  • terrific stuff Max! always enjoy your contributions.

  • This was an excellent read, Max. You’ve put into words something that I’ve always felt but never been able to formulate.

    Some thoughts:
    A) It appears to me that you have to go back to the 90s to see any correlation between transformative and successful (popular) songs. I just don’t see that correlation anymore.

    B) To your system one could add a third category: “transgressive” songs. There is music that explodes the casings of genre (or organization) altogether, without being palpably transformative, and while it’s easy enough to lump all that in with the demonstrative category, I think there may be a case for some (necessarily subjective) distinctions. Then again, having exploded, these songs are no longer really “rock”, so maybe I’m stretching?

    Anyway, thanks for giving my brain something to chew on.

    • Max

      Cheers, Richter.

      I can’t think of any songs off-hand that would fit into a “transgressive” category without already qualifying for “demonstrative” status, but it’s still a worthy third category. There’s probably plenty of others, too. For a fourth category, I’d nominate something like “functional” songs – those that have a specific cultural purpose like nursery rhymes, “Happy Birthday” or dances. Obviously the majority of dance music – either modern, ethnic or traditional – would fit into something like that.

      “Transgressive” songs, I think, would still be eligible as part of the “rock” genre if that’s where the artists who play them originate. After all, rock’s a genre that has “rules” like any other, but the philosophy, at least nominally, has always been that such rules are made to be broken. Sometimes they have been.

      I should stress also that transformative songs are not ONLY to be found in the rock genre; they can be found anywhere. I’ve heard a few EDM and hip-hop tracks that I think would qualify, and the roots genres (especially folk) would be overflowing with them.

      My point rather was that rock, as a small band-format music based around live performance (or even just studio impression of live performance) – and as a style of music with no tradition of formal training (unlike jazz) and a low bar of admission for budding artists – is particularly well-served by study of the transformative song, rather than the demonstrative or the functional. Especially since, as it has always existed on the periphery of commercialism and pop, it struggles with tensions of “authenticity” and so on.
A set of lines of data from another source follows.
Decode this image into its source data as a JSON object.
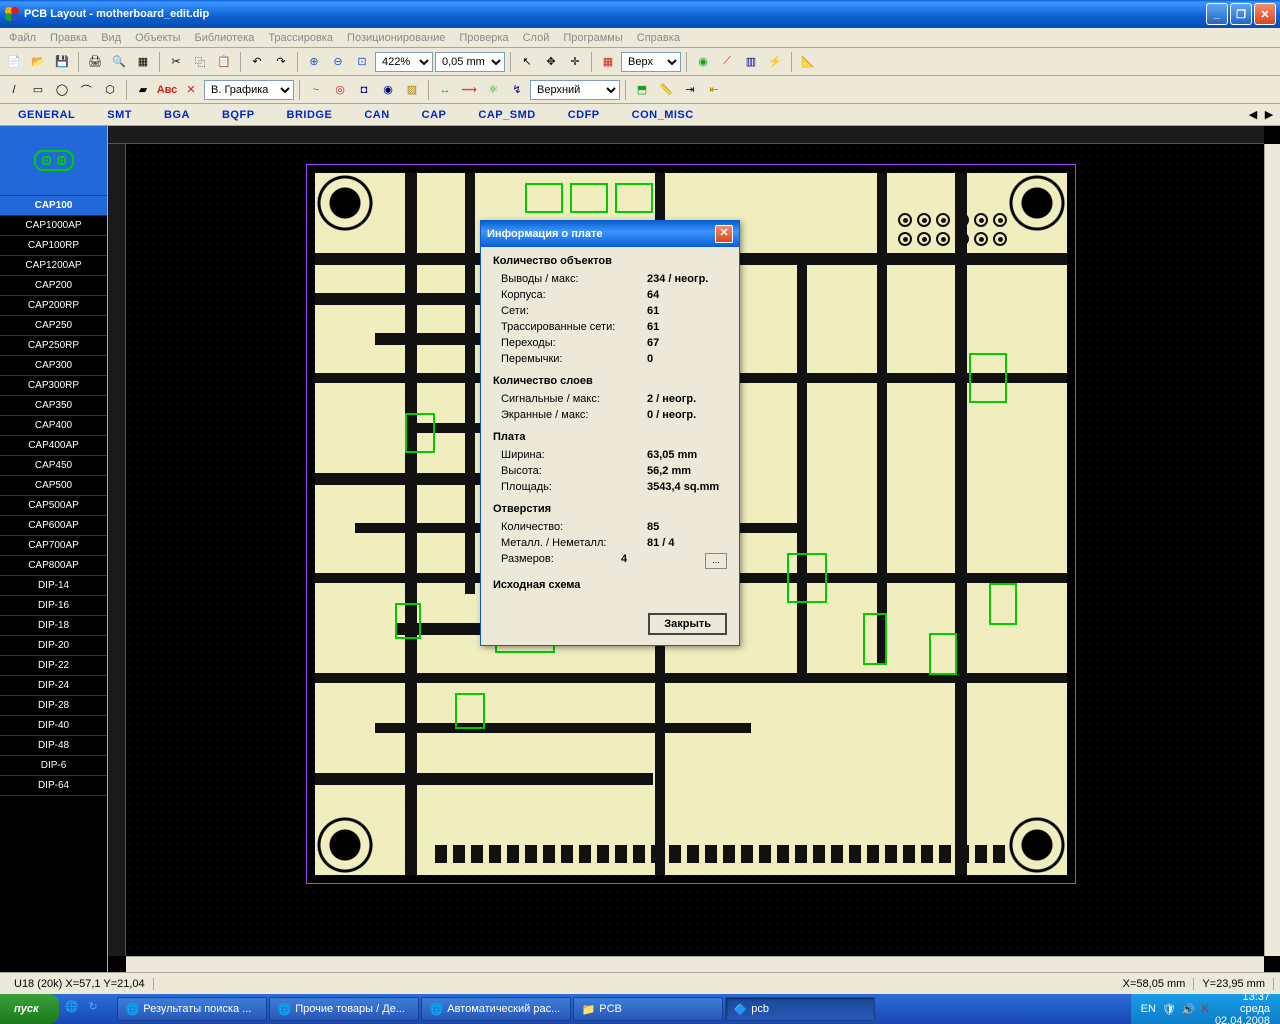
{
  "titlebar": {
    "app": "PCB Layout",
    "file": "motherboard_edit.dip"
  },
  "menu": [
    "Файл",
    "Правка",
    "Вид",
    "Объекты",
    "Библиотека",
    "Трассировка",
    "Позиционирование",
    "Проверка",
    "Слой",
    "Программы",
    "Справка"
  ],
  "toolbar1": {
    "zoom": "422%",
    "grid": "0,05 mm",
    "layer": "Верх"
  },
  "toolbar2": {
    "view": "В. Графика",
    "layer2": "Верхний"
  },
  "categories": [
    "GENERAL",
    "SMT",
    "BGA",
    "BQFP",
    "BRIDGE",
    "CAN",
    "CAP",
    "CAP_SMD",
    "CDFP",
    "CON_MISC"
  ],
  "library": [
    "CAP100",
    "CAP1000AP",
    "CAP100RP",
    "CAP1200AP",
    "CAP200",
    "CAP200RP",
    "CAP250",
    "CAP250RP",
    "CAP300",
    "CAP300RP",
    "CAP350",
    "CAP400",
    "CAP400AP",
    "CAP450",
    "CAP500",
    "CAP500AP",
    "CAP600AP",
    "CAP700AP",
    "CAP800AP",
    "DIP-14",
    "DIP-16",
    "DIP-18",
    "DIP-20",
    "DIP-22",
    "DIP-24",
    "DIP-28",
    "DIP-40",
    "DIP-48",
    "DIP-6",
    "DIP-64"
  ],
  "library_selected": 0,
  "dialog": {
    "title": "Информация о плате",
    "groups": [
      {
        "title": "Количество объектов",
        "rows": [
          {
            "lbl": "Выводы / макс:",
            "val": "234 / неогр."
          },
          {
            "lbl": "Корпуса:",
            "val": "64"
          },
          {
            "lbl": "Сети:",
            "val": "61"
          },
          {
            "lbl": "Трассированные сети:",
            "val": "61"
          },
          {
            "lbl": "Переходы:",
            "val": "67"
          },
          {
            "lbl": "Перемычки:",
            "val": "0"
          }
        ]
      },
      {
        "title": "Количество слоев",
        "rows": [
          {
            "lbl": "Сигнальные / макс:",
            "val": "2 / неогр."
          },
          {
            "lbl": "Экранные / макс:",
            "val": "0 / неогр."
          }
        ]
      },
      {
        "title": "Плата",
        "rows": [
          {
            "lbl": "Ширина:",
            "val": "63,05 mm"
          },
          {
            "lbl": "Высота:",
            "val": "56,2 mm"
          },
          {
            "lbl": "Площадь:",
            "val": "3543,4 sq.mm"
          }
        ]
      },
      {
        "title": "Отверстия",
        "rows": [
          {
            "lbl": "Количество:",
            "val": "85"
          },
          {
            "lbl": "Металл. / Неметалл:",
            "val": "81 / 4"
          },
          {
            "lbl": "Размеров:",
            "val": "4",
            "browse": true
          }
        ]
      },
      {
        "title": "Исходная схема",
        "rows": []
      }
    ],
    "close_btn": "Закрыть"
  },
  "status": {
    "left": "U18 (20k)  X=57,1  Y=21,04",
    "x": "X=58,05 mm",
    "y": "Y=23,95 mm"
  },
  "taskbar": {
    "start": "пуск",
    "tasks": [
      {
        "label": "Результаты поиска ...",
        "icon": "ie"
      },
      {
        "label": "Прочие товары / Де...",
        "icon": "ie"
      },
      {
        "label": "Автоматический рас...",
        "icon": "ie"
      },
      {
        "label": "PCB",
        "icon": "folder"
      },
      {
        "label": "pcb",
        "icon": "app",
        "active": true
      }
    ],
    "lang": "EN",
    "time": "13:37",
    "day": "среда",
    "date": "02.04.2008"
  }
}
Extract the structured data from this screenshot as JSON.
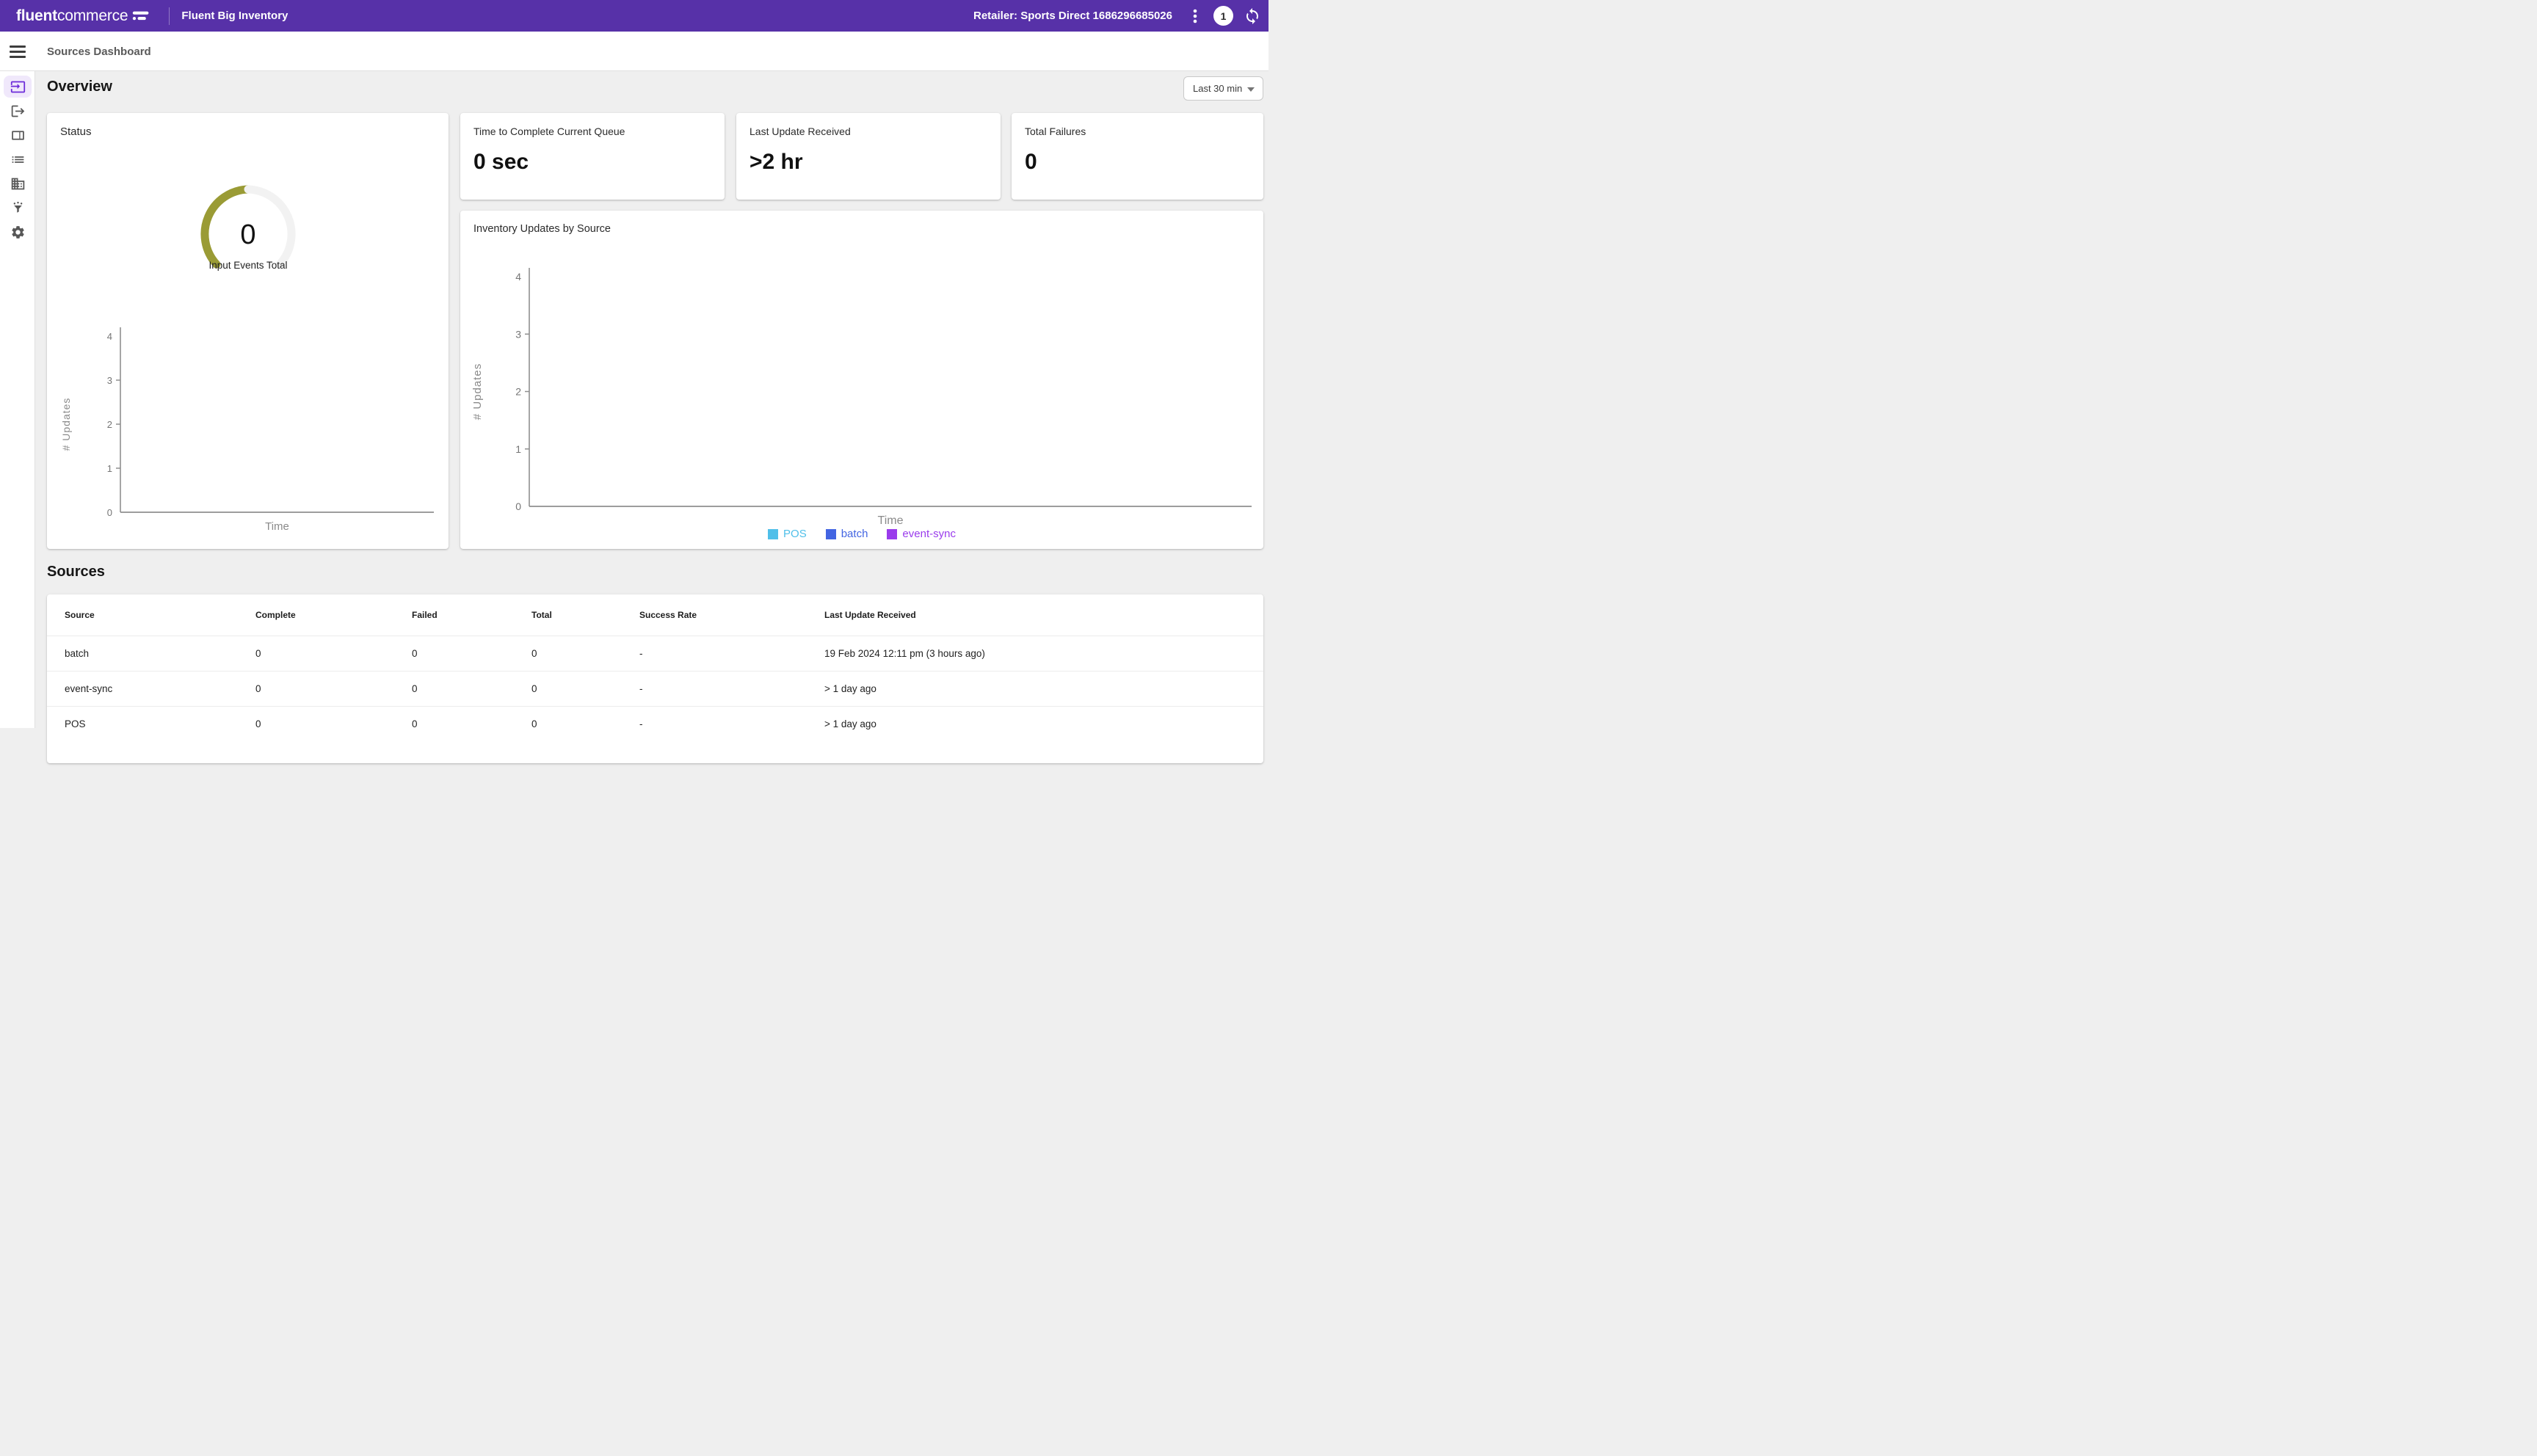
{
  "topbar": {
    "brand_bold": "fluent",
    "brand_light": "commerce",
    "app_title": "Fluent Big Inventory",
    "retailer_label": "Retailer: Sports Direct 1686296685026",
    "notification_count": "1"
  },
  "page": {
    "title": "Sources Dashboard"
  },
  "overview": {
    "heading": "Overview",
    "time_filter": {
      "selected": "Last 30 min"
    },
    "status_card": {
      "title": "Status",
      "gauge": {
        "value": "0",
        "label": "Input Events Total"
      }
    },
    "metric_cards": [
      {
        "title": "Time to Complete Current Queue",
        "value": "0 sec"
      },
      {
        "title": "Last Update Received",
        "value": ">2 hr"
      },
      {
        "title": "Total Failures",
        "value": "0"
      }
    ],
    "chart_card": {
      "title": "Inventory Updates by Source"
    }
  },
  "chart_data": [
    {
      "id": "status-updates-mini-chart",
      "type": "line",
      "title": "Status",
      "xlabel": "Time",
      "ylabel": "# Updates",
      "yticks": [
        0,
        1,
        2,
        3,
        4
      ],
      "ylim": [
        0,
        4
      ],
      "grid": false,
      "series": [],
      "note": "empty chart - no data points plotted"
    },
    {
      "id": "inventory-updates-by-source",
      "type": "line",
      "title": "Inventory Updates by Source",
      "xlabel": "Time",
      "ylabel": "# Updates",
      "yticks": [
        0,
        1,
        2,
        3,
        4
      ],
      "ylim": [
        0,
        4
      ],
      "grid": false,
      "legend_position": "bottom",
      "series": [
        {
          "name": "POS",
          "color": "#4FBFE9",
          "values": []
        },
        {
          "name": "batch",
          "color": "#4365E2",
          "values": []
        },
        {
          "name": "event-sync",
          "color": "#9A3BEC",
          "values": []
        }
      ],
      "note": "empty chart - no data points plotted"
    }
  ],
  "sources": {
    "heading": "Sources",
    "table": {
      "columns": [
        "Source",
        "Complete",
        "Failed",
        "Total",
        "Success Rate",
        "Last Update Received"
      ],
      "rows": [
        [
          "batch",
          "0",
          "0",
          "0",
          "-",
          "19 Feb 2024 12:11 pm (3 hours ago)"
        ],
        [
          "event-sync",
          "0",
          "0",
          "0",
          "-",
          "> 1 day ago"
        ],
        [
          "POS",
          "0",
          "0",
          "0",
          "-",
          "> 1 day ago"
        ]
      ]
    }
  },
  "colors": {
    "topbar": "#5731A8",
    "active_icon": "#6C2BD9",
    "active_icon_bg": "#F0E8FB",
    "sidebar_icon": "#575757",
    "gauge_filled": "#9A9B35",
    "gauge_empty": "#F2F2F2",
    "axis": "#8F8F8F",
    "tick_text": "#757575",
    "axis_label": "#8A8A8A"
  }
}
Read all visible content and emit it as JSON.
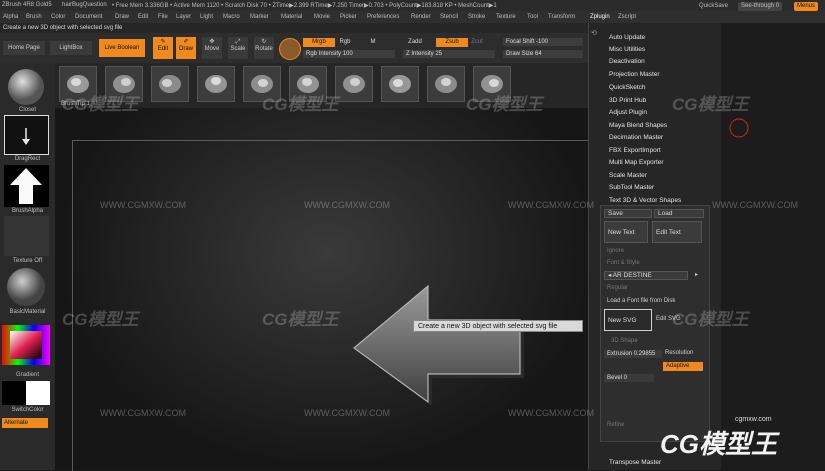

      • Oh, I couldn’t agree more that rock (metal) would be well served by transformativism. (New word.) As for transgressivism . . . For instance, Toby Driver often refers to Kayo Dot as transgressive music. That is his aim, anyway. It’s arguable that much of Kayo Dot’s music is actually merely transformative–almost to a fault. But then you take an album like Coyote, which to my ears is utterly transgressive (which is not necessarily a good thing): It is not extreme enough to qualify as demonstratively extreme; meanwhile, it is transgressive in that it is, in a very real way, not to be enjoyed. I don’t know if you’ve ever heard this album (again, not recommended listening), but I’d be curious to see whether it sounds to you like something demonstrative.

        Basically, when I think of demonstrative songs (by your definition, with which I agree), I think of something rigid, something bound by convention–even if that convention is extremity itself. There seem to me to be some songs which, on the other hand, are not structured enough to achieve that delicate interplay or dynamic which leads to a transformative experience, and yet which are too formless, too esoteric, too protean to demonstrate anything.

  • Holy cow, Max. You displayed a superb reasoning on this aspect and you put explanations on my thoughts about the music I search about. Great job, man!

    • Max

      It’s nice to give back some of the food-for-thought you’ve been hitting me with, Link!

      • Ohh, man. You make me blush. I had to support you with this, so I shared in on my Twitter feed hoping it get more clicks. You deserve all the good diffusion and I hope we can get that yearly Max dose we all need!!!

        • Max

          Dude, you are truly a wonderful guy!